This artificially represents the four bay antennas as having around 6dB of gain over the single Yagi, but the construction limits the minimum transmission line loss before a single LNA and a more honest impression is given by including the minimum feed losses to a single point feed.

It is stated that Ta includes Tloss which is the internal resistance of the antenna in degrees Kelvin,

but given the statement regarding harness losses, it appears that Tloss does not include the feed system, but perhaps structure losses alone.

It is not clear whether the figure Ga includes the effect of structure loss, it should do to be consistent, and as mentioned, it should include the loss in a practical minmal feed system to a single connector interface.

The G/T expression does not include the receiver system equivalent noise temperature referred to the ‘virtual’ reference plane and so it clearly does not comply with ITU_R meaning of G/T where T is the system noise temperature, and so it overestimates G/T.

The above chart shows the effect of ignoring the receiver system noise temperature component of system noise temperature.
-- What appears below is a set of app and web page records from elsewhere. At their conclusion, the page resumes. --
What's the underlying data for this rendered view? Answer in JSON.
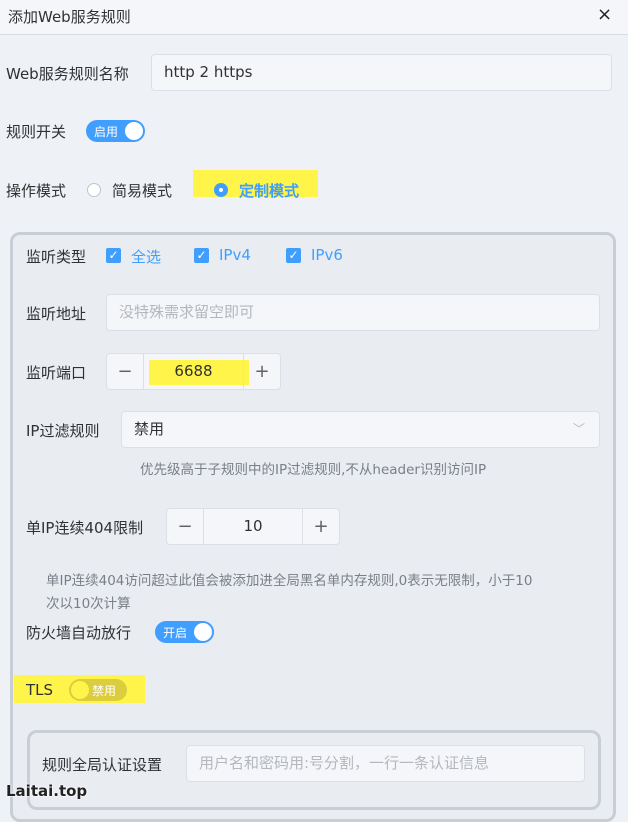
{
  "dialog": {
    "title": "添加Web服务规则",
    "close_icon": "×"
  },
  "rule_name": {
    "label": "Web服务规则名称",
    "value": "http 2 https"
  },
  "rule_switch": {
    "label": "规则开关",
    "state_text": "启用"
  },
  "operation_mode": {
    "label": "操作模式",
    "options": [
      {
        "label": "简易模式",
        "selected": false
      },
      {
        "label": "定制模式",
        "selected": true
      }
    ]
  },
  "listen_type": {
    "label": "监听类型",
    "options": [
      "全选",
      "IPv4",
      "IPv6"
    ]
  },
  "listen_address": {
    "label": "监听地址",
    "placeholder": "没特殊需求留空即可"
  },
  "listen_port": {
    "label": "监听端口",
    "value": "6688",
    "minus": "−",
    "plus": "+"
  },
  "ip_filter": {
    "label": "IP过滤规则",
    "value": "禁用",
    "hint": "优先级高于子规则中的IP过滤规则,不从header识别访问IP"
  },
  "limit_404": {
    "label": "单IP连续404限制",
    "value": "10",
    "minus": "−",
    "plus": "+",
    "hint_line1": "单IP连续404访问超过此值会被添加进全局黑名单内存规则,0表示无限制，小于10",
    "hint_line2": "次以10次计算"
  },
  "firewall": {
    "label": "防火墙自动放行",
    "state_text": "开启"
  },
  "tls": {
    "label": "TLS",
    "state_text": "禁用"
  },
  "global_auth": {
    "label": "规则全局认证设置",
    "placeholder": "用户名和密码用:号分割，一行一条认证信息"
  },
  "watermark": "Laitai.top",
  "colors": {
    "primary": "#409eff",
    "highlight": "#fff44a"
  }
}
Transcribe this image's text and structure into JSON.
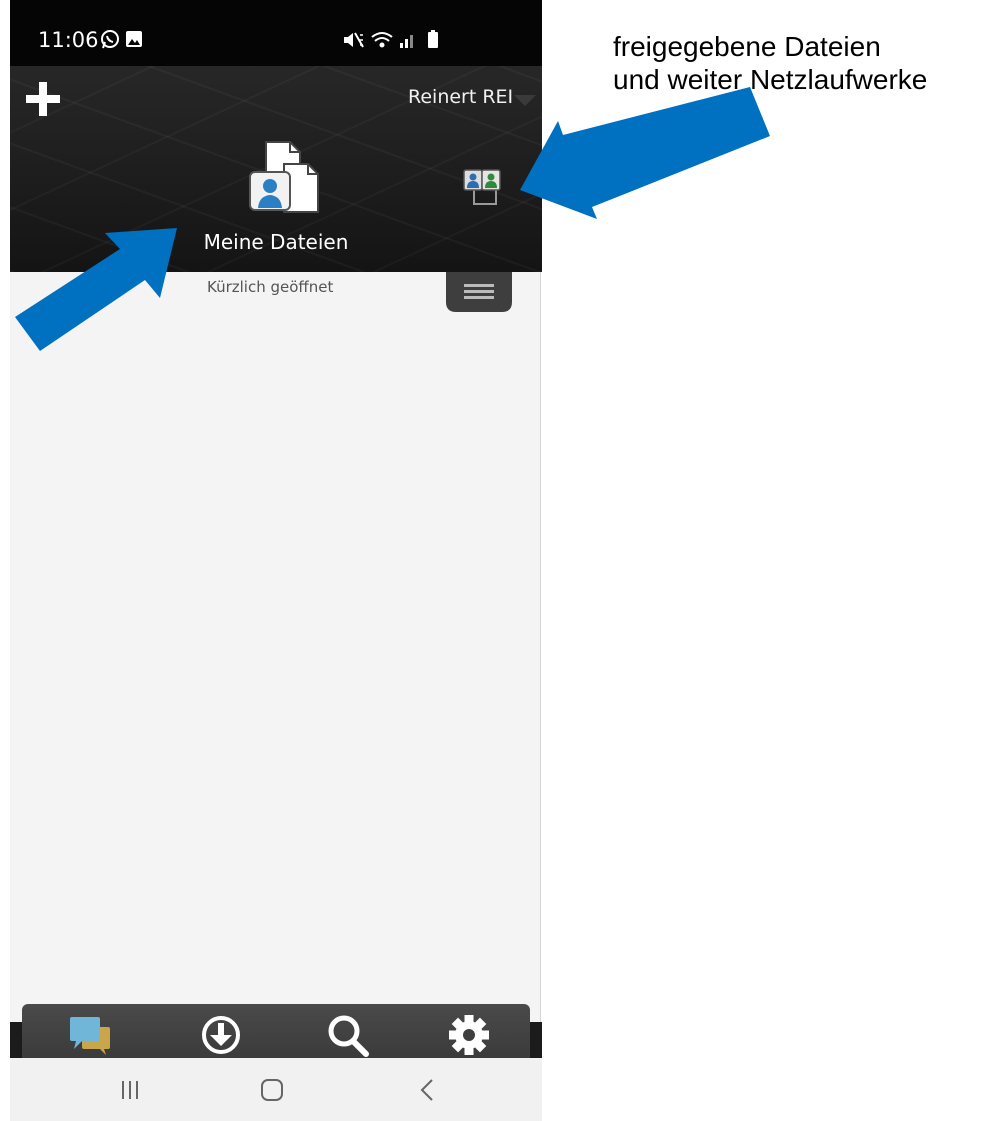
{
  "status_bar": {
    "time": "11:06",
    "icons_left": [
      "whatsapp-icon",
      "gallery-icon"
    ],
    "icons_right": [
      "mute-icon",
      "wifi-icon",
      "signal-icon",
      "battery-icon"
    ]
  },
  "header": {
    "account_name": "Reinert REI",
    "my_files_label": "Meine Dateien",
    "shared_icon": "shared-files-icon"
  },
  "content": {
    "recent_label": "Kürzlich geöffnet"
  },
  "toolbar": {
    "icons": [
      "messages-icon",
      "download-icon",
      "search-icon",
      "gear-icon"
    ]
  },
  "navbar": {
    "icons": [
      "recent-apps-icon",
      "home-icon",
      "back-icon"
    ]
  },
  "annotation": {
    "line1": "freigegebene Dateien",
    "line2": "und weiter Netzlaufwerke"
  },
  "colors": {
    "arrow": "#0070c0",
    "header_bg": "#1f1f1f",
    "content_bg": "#f4f4f4",
    "toolbar_bg": "#424242"
  }
}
The statistic Ta/Tr is the ratio of VE7BQH’s Ta to the receiver noise temperature referred to the reference plane, Tr.

It can be seen that when Ta >> Tr, the error is small, but for other scenarios (as is likely on UHF and above) the error is significant.

Note that the ranking on VE7BQH’s statistic does not imply a ranking of G/T that properly includes receiver noise, and the change of rank depends on Ta/Tr. So if the table indicates one antenna is better than another, it might not be when receiver noise if factored in.

## Complete model

Above is a model of a complete example station. It includes in “Antenna and feed losses” structure loss and the loss of a minimal feed system of LMR400 and combiner to provide a single connector interface to the antenna. In this case, the G/T is almost 5dB lower than in VH7BQH’s table.

## Conclusions

(Edwards 2013) labels a column G/T and it does not use the standard industry meaning of that term.

The error may be significant except where Tr<<Ta.

## References

- Bertelsmeier, R. 1987. Equivalent noise temperatures of 4-Yagi-arrays for 432MHz. DUBUS.
- Duffy, O. 2014. DJ9BV & F6HYE G/T formula. https://owenduffy.net/blog/?p=1547.
- Edwards, L. 2013. VE7BQH 144MHz antenna tables. http://www.sm2cew.com/VE7BQH%20Charts.xls.
- IEEE 1983. IEEE Standard Definitions of Terms for Antennas (IEEE Std 145-1983).
- ITU-R. 2000. Recommendation ITU-R S.733-2 (2000) Determination of the G/T ratio for earth stations operating in the fixed-satellite service .